● ACTIVITY
The string "Mesh" appears in some lines of the entries that follow; copy each such line.

---------------

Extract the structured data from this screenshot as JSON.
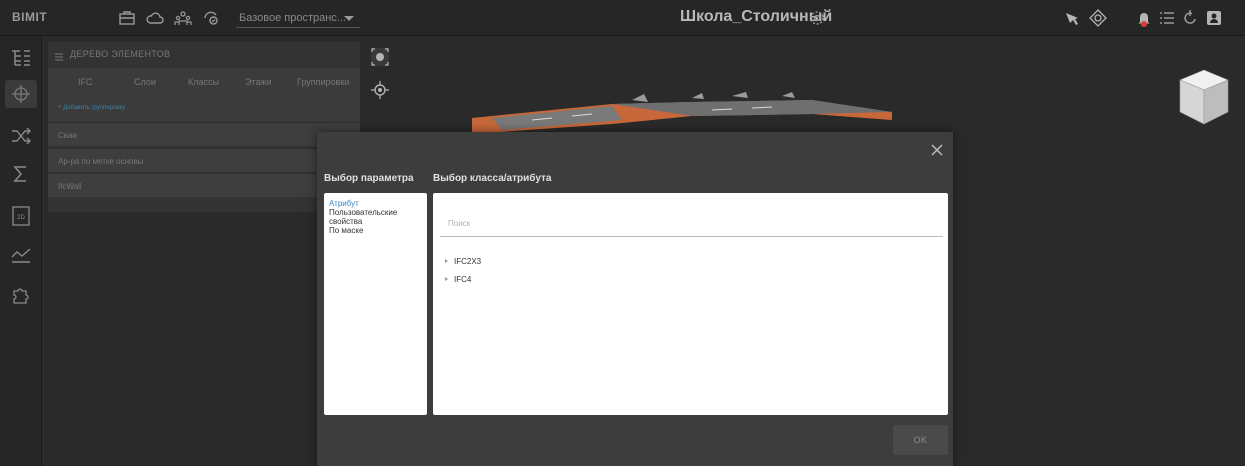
{
  "app": {
    "logo": "BIMIT",
    "workspace": "Базовое пространс...",
    "project_title": "Школа_Столичный"
  },
  "tree_panel": {
    "title": "ДЕРЕВО ЭЛЕМЕНТОВ",
    "tabs": [
      {
        "label": "IFC"
      },
      {
        "label": "Слои"
      },
      {
        "label": "Классы"
      },
      {
        "label": "Этажи"
      },
      {
        "label": "Группировки"
      }
    ],
    "add_group_label": "+ Добавить группировку",
    "rows": [
      {
        "label": "Сваи"
      },
      {
        "label": "Ар-ра по метке основы"
      },
      {
        "label": "IfcWall"
      }
    ]
  },
  "modal": {
    "param_title": "Выбор параметра",
    "class_title": "Выбор класса/атрибута",
    "params": [
      {
        "label": "Атрибут",
        "selected": true
      },
      {
        "label": "Пользовательские свойства",
        "selected": false
      },
      {
        "label": "По маске",
        "selected": false
      }
    ],
    "search_placeholder": "Поиск",
    "nodes": [
      {
        "label": "IFC2X3"
      },
      {
        "label": "IFC4"
      }
    ],
    "ok_label": "OK"
  },
  "colors": {
    "accent_blue": "#3f86c0",
    "notification": "#e03a3a",
    "building_orange": "#c8683a"
  },
  "icons": {
    "toolbar": [
      "briefcase-icon",
      "cloud-icon",
      "users-icon",
      "sync-icon"
    ],
    "right": [
      "compass-icon",
      "orbit-icon",
      "bell-icon",
      "list-icon",
      "refresh-icon",
      "user-icon"
    ],
    "sidebar": [
      "tree-structure-icon",
      "rotate-3d-icon",
      "shuffle-icon",
      "sigma-icon",
      "2d-plan-icon",
      "chart-icon",
      "puzzle-icon"
    ]
  }
}
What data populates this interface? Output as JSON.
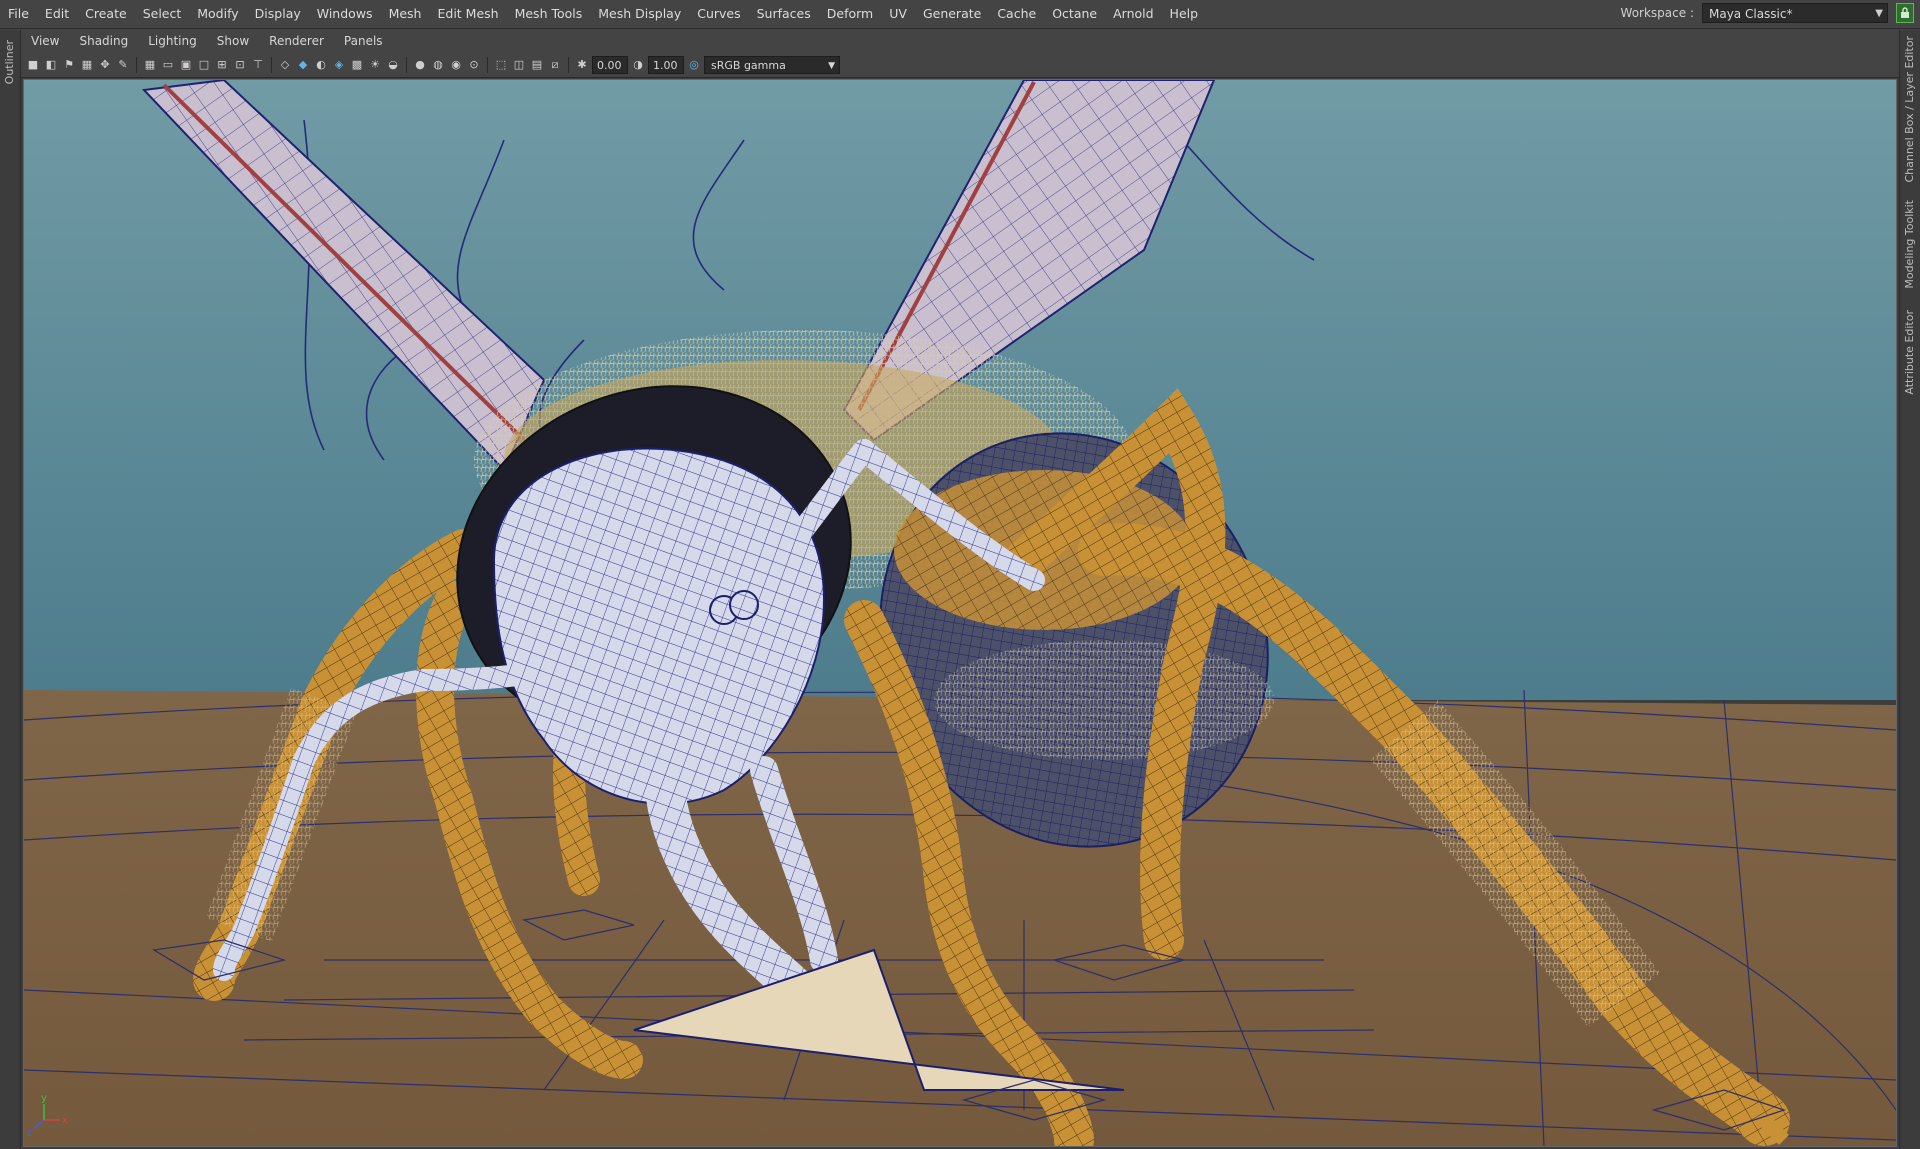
{
  "main_menu": {
    "items": [
      "File",
      "Edit",
      "Create",
      "Select",
      "Modify",
      "Display",
      "Windows",
      "Mesh",
      "Edit Mesh",
      "Mesh Tools",
      "Mesh Display",
      "Curves",
      "Surfaces",
      "Deform",
      "UV",
      "Generate",
      "Cache",
      "Octane",
      "Arnold",
      "Help"
    ]
  },
  "workspace": {
    "label": "Workspace :",
    "value": "Maya Classic*"
  },
  "left_tabs": {
    "outliner": "Outliner"
  },
  "right_tabs": {
    "channel_box": "Channel Box / Layer Editor",
    "modeling_toolkit": "Modeling Toolkit",
    "attribute_editor": "Attribute Editor"
  },
  "panel_menu": {
    "items": [
      "View",
      "Shading",
      "Lighting",
      "Show",
      "Renderer",
      "Panels"
    ]
  },
  "toolbar": {
    "exposure": "0.00",
    "gamma": "1.00",
    "color_space": "sRGB gamma"
  },
  "colors": {
    "sky_top": "#6f98a3",
    "sky_bottom": "#4f7e8e",
    "floor": "#7d6446",
    "wire": "#1c1f6e",
    "leg_fill": "#c9933a",
    "head_fill": "#d4d8ea",
    "fur": "#d8c28f"
  },
  "axis_labels": {
    "x": "x",
    "y": "y",
    "z": "z"
  }
}
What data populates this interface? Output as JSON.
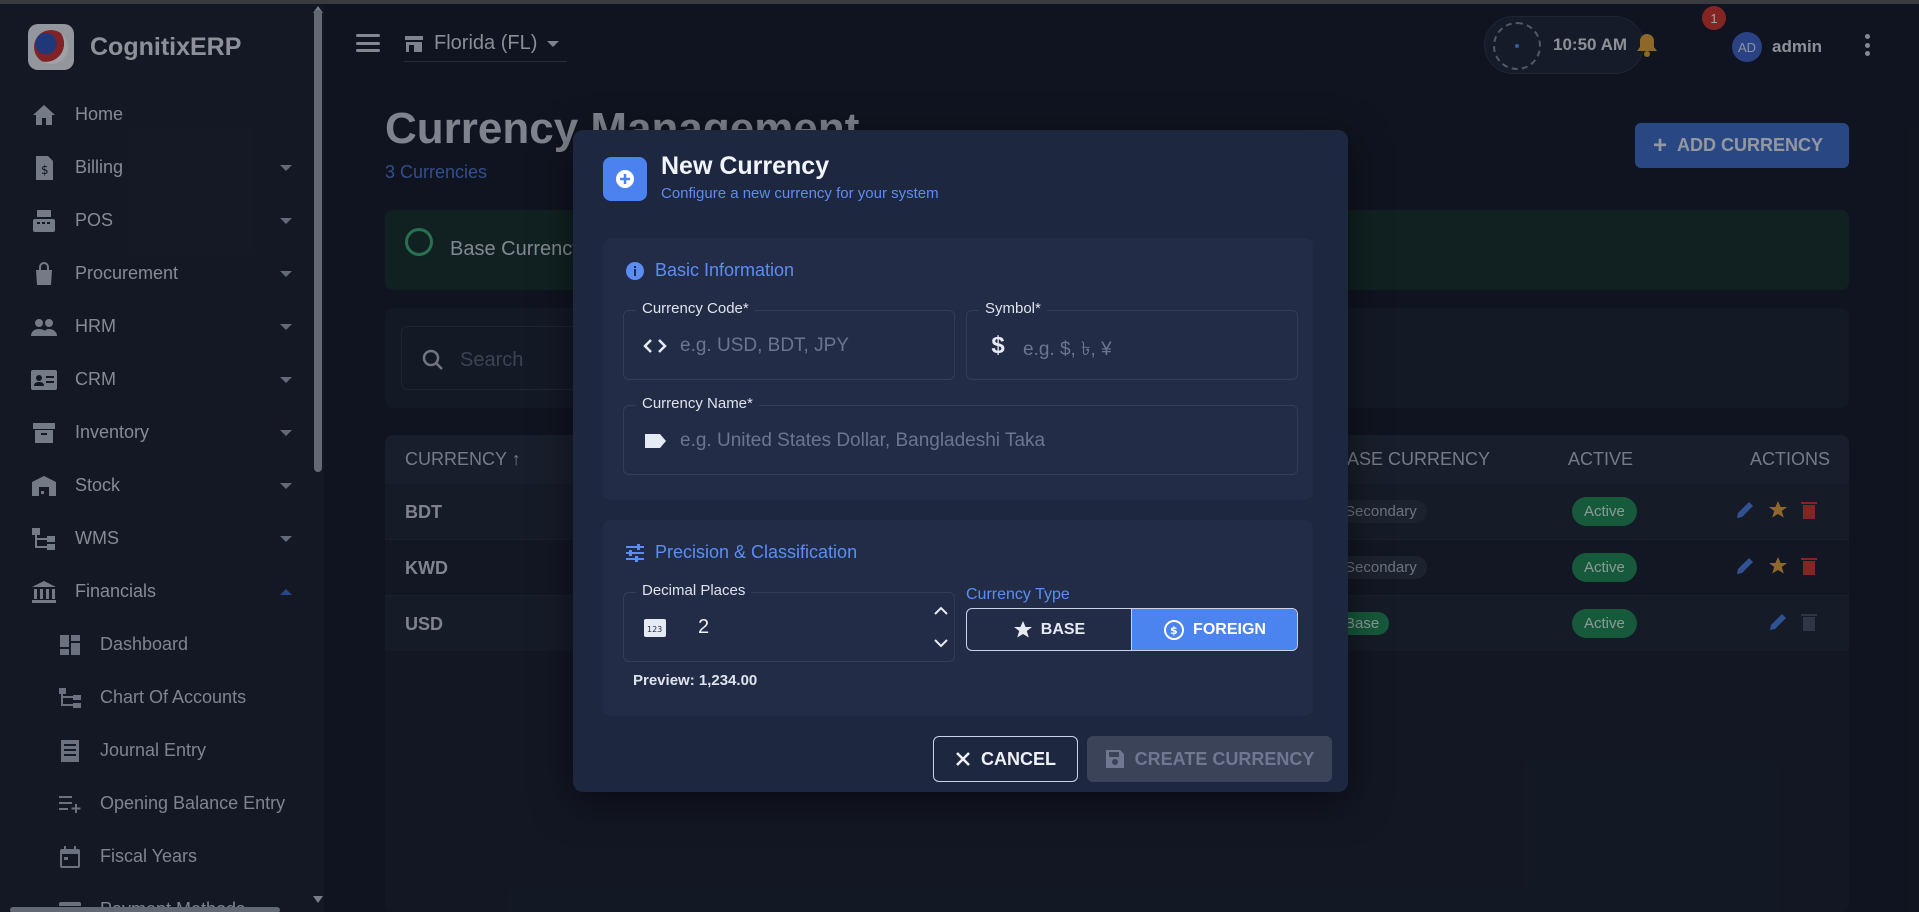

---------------

● ANSWER TO THIS TASK
      "Mesh",
      "Edit Mesh",
      "Mesh Tools",
      "Mesh Display",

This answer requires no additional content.